→ YOUR ASSIGNMENT: Character for character, write out the data below.

→ PROVIDED RECORDS:
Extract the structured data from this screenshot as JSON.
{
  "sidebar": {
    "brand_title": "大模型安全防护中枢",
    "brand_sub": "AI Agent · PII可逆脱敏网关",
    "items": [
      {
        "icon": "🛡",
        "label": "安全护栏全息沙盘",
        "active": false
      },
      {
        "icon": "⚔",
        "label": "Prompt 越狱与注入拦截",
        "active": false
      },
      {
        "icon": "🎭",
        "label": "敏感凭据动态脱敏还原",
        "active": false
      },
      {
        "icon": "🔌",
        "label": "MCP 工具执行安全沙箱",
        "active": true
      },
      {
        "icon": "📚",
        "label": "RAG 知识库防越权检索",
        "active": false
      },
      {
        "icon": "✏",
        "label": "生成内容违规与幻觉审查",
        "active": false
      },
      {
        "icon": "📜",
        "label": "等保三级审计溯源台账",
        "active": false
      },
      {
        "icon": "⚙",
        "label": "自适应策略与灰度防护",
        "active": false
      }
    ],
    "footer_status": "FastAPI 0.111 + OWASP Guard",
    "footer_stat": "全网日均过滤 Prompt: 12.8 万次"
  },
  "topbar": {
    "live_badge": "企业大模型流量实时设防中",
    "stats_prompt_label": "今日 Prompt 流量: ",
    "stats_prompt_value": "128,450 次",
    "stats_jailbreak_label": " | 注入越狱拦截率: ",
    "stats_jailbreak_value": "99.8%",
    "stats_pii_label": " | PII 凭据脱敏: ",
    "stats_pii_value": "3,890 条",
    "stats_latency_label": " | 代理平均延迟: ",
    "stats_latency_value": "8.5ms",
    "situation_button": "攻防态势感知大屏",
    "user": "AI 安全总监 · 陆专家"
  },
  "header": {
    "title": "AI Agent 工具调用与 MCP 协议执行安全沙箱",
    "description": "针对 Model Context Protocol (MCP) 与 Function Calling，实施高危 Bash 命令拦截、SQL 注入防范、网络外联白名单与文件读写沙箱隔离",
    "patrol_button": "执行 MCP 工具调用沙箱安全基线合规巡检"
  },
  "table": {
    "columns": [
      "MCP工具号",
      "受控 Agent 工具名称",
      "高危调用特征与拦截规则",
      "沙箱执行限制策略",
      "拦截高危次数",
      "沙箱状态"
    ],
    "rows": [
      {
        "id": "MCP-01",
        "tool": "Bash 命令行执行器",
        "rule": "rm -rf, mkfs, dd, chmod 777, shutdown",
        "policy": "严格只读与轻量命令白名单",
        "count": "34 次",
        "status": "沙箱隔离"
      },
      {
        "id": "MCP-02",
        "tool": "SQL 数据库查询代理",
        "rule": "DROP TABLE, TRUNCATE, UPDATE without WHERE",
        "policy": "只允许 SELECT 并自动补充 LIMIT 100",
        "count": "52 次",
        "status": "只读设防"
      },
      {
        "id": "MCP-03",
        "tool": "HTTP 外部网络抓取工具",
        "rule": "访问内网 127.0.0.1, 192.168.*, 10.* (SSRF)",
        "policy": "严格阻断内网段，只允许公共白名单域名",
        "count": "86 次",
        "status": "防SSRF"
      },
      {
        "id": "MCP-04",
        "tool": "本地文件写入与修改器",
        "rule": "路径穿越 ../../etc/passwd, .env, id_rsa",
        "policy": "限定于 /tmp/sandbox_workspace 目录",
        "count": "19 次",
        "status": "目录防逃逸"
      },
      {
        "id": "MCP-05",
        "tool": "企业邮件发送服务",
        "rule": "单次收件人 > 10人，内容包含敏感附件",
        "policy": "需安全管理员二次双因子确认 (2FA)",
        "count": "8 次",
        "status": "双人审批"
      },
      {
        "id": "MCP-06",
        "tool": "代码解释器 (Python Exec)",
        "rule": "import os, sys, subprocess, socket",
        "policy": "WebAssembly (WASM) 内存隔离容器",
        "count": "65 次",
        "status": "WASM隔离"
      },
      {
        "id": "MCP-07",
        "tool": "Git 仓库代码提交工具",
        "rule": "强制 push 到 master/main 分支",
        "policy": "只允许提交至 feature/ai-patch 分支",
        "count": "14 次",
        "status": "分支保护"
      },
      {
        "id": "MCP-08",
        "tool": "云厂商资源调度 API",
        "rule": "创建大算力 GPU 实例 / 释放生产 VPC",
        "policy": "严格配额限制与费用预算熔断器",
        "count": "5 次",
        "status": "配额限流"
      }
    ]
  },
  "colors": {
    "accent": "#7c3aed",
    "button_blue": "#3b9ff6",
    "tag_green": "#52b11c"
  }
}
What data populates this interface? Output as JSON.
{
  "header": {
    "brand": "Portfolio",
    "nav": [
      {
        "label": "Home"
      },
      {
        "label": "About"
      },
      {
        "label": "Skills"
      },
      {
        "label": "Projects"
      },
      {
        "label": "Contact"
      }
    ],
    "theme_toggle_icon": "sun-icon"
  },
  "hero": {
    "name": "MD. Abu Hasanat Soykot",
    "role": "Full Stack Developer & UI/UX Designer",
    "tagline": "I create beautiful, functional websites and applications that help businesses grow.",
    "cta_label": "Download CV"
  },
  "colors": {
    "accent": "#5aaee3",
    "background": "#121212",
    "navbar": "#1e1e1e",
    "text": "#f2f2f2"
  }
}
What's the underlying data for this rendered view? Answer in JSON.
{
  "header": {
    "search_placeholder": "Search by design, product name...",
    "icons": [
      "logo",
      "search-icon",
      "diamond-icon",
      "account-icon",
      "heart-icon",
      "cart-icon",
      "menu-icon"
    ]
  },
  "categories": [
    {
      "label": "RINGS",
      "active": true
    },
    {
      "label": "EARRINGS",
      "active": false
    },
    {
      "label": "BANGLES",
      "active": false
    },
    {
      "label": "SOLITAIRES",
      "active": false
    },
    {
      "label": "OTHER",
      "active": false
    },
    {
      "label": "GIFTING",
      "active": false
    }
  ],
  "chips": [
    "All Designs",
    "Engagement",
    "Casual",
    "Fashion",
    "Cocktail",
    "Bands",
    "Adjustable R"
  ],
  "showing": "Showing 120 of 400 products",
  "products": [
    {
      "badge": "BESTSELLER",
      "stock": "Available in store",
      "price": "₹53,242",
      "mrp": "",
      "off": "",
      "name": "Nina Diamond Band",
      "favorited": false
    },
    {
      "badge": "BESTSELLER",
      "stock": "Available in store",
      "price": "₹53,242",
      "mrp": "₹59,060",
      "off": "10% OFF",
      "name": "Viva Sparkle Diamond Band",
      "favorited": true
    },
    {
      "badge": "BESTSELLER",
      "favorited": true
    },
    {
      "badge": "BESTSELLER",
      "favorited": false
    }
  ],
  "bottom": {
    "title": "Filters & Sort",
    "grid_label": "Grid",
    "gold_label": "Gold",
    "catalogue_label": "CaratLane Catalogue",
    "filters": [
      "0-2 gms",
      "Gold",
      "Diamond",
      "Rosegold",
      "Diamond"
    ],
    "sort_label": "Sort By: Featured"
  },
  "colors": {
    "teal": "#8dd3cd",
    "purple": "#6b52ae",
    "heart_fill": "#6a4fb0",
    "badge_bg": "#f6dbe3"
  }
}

→ THE COMPLETED TASK:
Extract the structured data from this screenshot as JSON.
{
  "sidebar": {
    "brand_title": "大模型安全防护中枢",
    "brand_sub": "AI Agent · PII可逆脱敏网关",
    "items": [
      {
        "icon": "🛡",
        "label": "安全护栏全息沙盘",
        "active": false
      },
      {
        "icon": "⚔",
        "label": "Prompt 越狱与注入拦截",
        "active": false
      },
      {
        "icon": "🎭",
        "label": "敏感凭据动态脱敏还原",
        "active": false
      },
      {
        "icon": "🔌",
        "label": "MCP 工具执行安全沙箱",
        "active": true
      },
      {
        "icon": "📚",
        "label": "RAG 知识库防越权检索",
        "active": false
      },
      {
        "icon": "✏",
        "label": "生成内容违规与幻觉审查",
        "active": false
      },
      {
        "icon": "📜",
        "label": "等保三级审计溯源台账",
        "active": false
      },
      {
        "icon": "⚙",
        "label": "自适应策略与灰度防护",
        "active": false
      }
    ],
    "footer_status": "FastAPI 0.111 + OWASP Guard",
    "footer_stat": "全网日均过滤 Prompt: 12.8 万次"
  },
  "topbar": {
    "live_badge": "企业大模型流量实时设防中",
    "stats_prompt_label": "今日 Prompt 流量: ",
    "stats_prompt_value": "128,450 次",
    "stats_jailbreak_label": " | 注入越狱拦截率: ",
    "stats_jailbreak_value": "99.8%",
    "stats_pii_label": " | PII 凭据脱敏: ",
    "stats_pii_value": "3,890 条",
    "stats_latency_label": " | 代理平均延迟: ",
    "stats_latency_value": "8.5ms",
    "situation_button": "攻防态势感知大屏",
    "user": "AI 安全总监 · 陆专家"
  },
  "header": {
    "title": "AI Agent 工具调用与 MCP 协议执行安全沙箱",
    "description": "针对 Model Context Protocol (MCP) 与 Function Calling，实施高危 Bash 命令拦截、SQL 注入防范、网络外联白名单与文件读写沙箱隔离",
    "patrol_button": "执行 MCP 工具调用沙箱安全基线合规巡检"
  },
  "table": {
    "columns": [
      "MCP工具号",
      "受控 Agent 工具名称",
      "高危调用特征与拦截规则",
      "沙箱执行限制策略",
      "拦截高危次数",
      "沙箱状态"
    ],
    "rows": [
      {
        "id": "MCP-01",
        "tool": "Bash 命令行执行器",
        "rule": "rm -rf, mkfs, dd, chmod 777, shutdown",
        "policy": "严格只读与轻量命令白名单",
        "count": "34 次",
        "status": "沙箱隔离"
      },
      {
        "id": "MCP-02",
        "tool": "SQL 数据库查询代理",
        "rule": "DROP TABLE, TRUNCATE, UPDATE without WHERE",
        "policy": "只允许 SELECT 并自动补充 LIMIT 100",
        "count": "52 次",
        "status": "只读设防"
      },
      {
        "id": "MCP-03",
        "tool": "HTTP 外部网络抓取工具",
        "rule": "访问内网 127.0.0.1, 192.168.*, 10.* (SSRF)",
        "policy": "严格阻断内网段，只允许公共白名单域名",
        "count": "86 次",
        "status": "防SSRF"
      },
      {
        "id": "MCP-04",
        "tool": "本地文件写入与修改器",
        "rule": "路径穿越 ../../etc/passwd, .env, id_rsa",
        "policy": "限定于 /tmp/sandbox_workspace 目录",
        "count": "19 次",
        "status": "目录防逃逸"
      },
      {
        "id": "MCP-05",
        "tool": "企业邮件发送服务",
        "rule": "单次收件人 > 10人，内容包含敏感附件",
        "policy": "需安全管理员二次双因子确认 (2FA)",
        "count": "8 次",
        "status": "双人审批"
      },
      {
        "id": "MCP-06",
        "tool": "代码解释器 (Python Exec)",
        "rule": "import os, sys, subprocess, socket",
        "policy": "WebAssembly (WASM) 内存隔离容器",
        "count": "65 次",
        "status": "WASM隔离"
      },
      {
        "id": "MCP-07",
        "tool": "Git 仓库代码提交工具",
        "rule": "强制 push 到 master/main 分支",
        "policy": "只允许提交至 feature/ai-patch 分支",
        "count": "14 次",
        "status": "分支保护"
      },
      {
        "id": "MCP-08",
        "tool": "云厂商资源调度 API",
        "rule": "创建大算力 GPU 实例 / 释放生产 VPC",
        "policy": "严格配额限制与费用预算熔断器",
        "count": "5 次",
        "status": "配额限流"
      }
    ]
  },
  "colors": {
    "accent": "#7c3aed",
    "button_blue": "#3b9ff6",
    "tag_green": "#52b11c"
  }
}
What data populates this interface? Output as JSON.
{
  "header": {
    "brand": "Portfolio",
    "nav": [
      {
        "label": "Home"
      },
      {
        "label": "About"
      },
      {
        "label": "Skills"
      },
      {
        "label": "Projects"
      },
      {
        "label": "Contact"
      }
    ],
    "theme_toggle_icon": "sun-icon"
  },
  "hero": {
    "name": "MD. Abu Hasanat Soykot",
    "role": "Full Stack Developer & UI/UX Designer",
    "tagline": "I create beautiful, functional websites and applications that help businesses grow.",
    "cta_label": "Download CV"
  },
  "colors": {
    "accent": "#5aaee3",
    "background": "#121212",
    "navbar": "#1e1e1e",
    "text": "#f2f2f2"
  }
}
What's the underlying data for this rendered view? Answer in JSON.
{
  "header": {
    "search_placeholder": "Search by design, product name...",
    "icons": [
      "logo",
      "search-icon",
      "diamond-icon",
      "account-icon",
      "heart-icon",
      "cart-icon",
      "menu-icon"
    ]
  },
  "categories": [
    {
      "label": "RINGS",
      "active": true
    },
    {
      "label": "EARRINGS",
      "active": false
    },
    {
      "label": "BANGLES",
      "active": false
    },
    {
      "label": "SOLITAIRES",
      "active": false
    },
    {
      "label": "OTHER",
      "active": false
    },
    {
      "label": "GIFTING",
      "active": false
    }
  ],
  "chips": [
    "All Designs",
    "Engagement",
    "Casual",
    "Fashion",
    "Cocktail",
    "Bands",
    "Adjustable R"
  ],
  "showing": "Showing 120 of 400 products",
  "products": [
    {
      "badge": "BESTSELLER",
      "stock": "Available in store",
      "price": "₹53,242",
      "mrp": "",
      "off": "",
      "name": "Nina Diamond Band",
      "favorited": false
    },
    {
      "badge": "BESTSELLER",
      "stock": "Available in store",
      "price": "₹53,242",
      "mrp": "₹59,060",
      "off": "10% OFF",
      "name": "Viva Sparkle Diamond Band",
      "favorited": true
    },
    {
      "badge": "BESTSELLER",
      "favorited": true
    },
    {
      "badge": "BESTSELLER",
      "favorited": false
    }
  ],
  "bottom": {
    "title": "Filters & Sort",
    "grid_label": "Grid",
    "gold_label": "Gold",
    "catalogue_label": "CaratLane Catalogue",
    "filters": [
      "0-2 gms",
      "Gold",
      "Diamond",
      "Rosegold",
      "Diamond"
    ],
    "sort_label": "Sort By: Featured"
  },
  "colors": {
    "teal": "#8dd3cd",
    "purple": "#6b52ae",
    "heart_fill": "#6a4fb0",
    "badge_bg": "#f6dbe3"
  }
}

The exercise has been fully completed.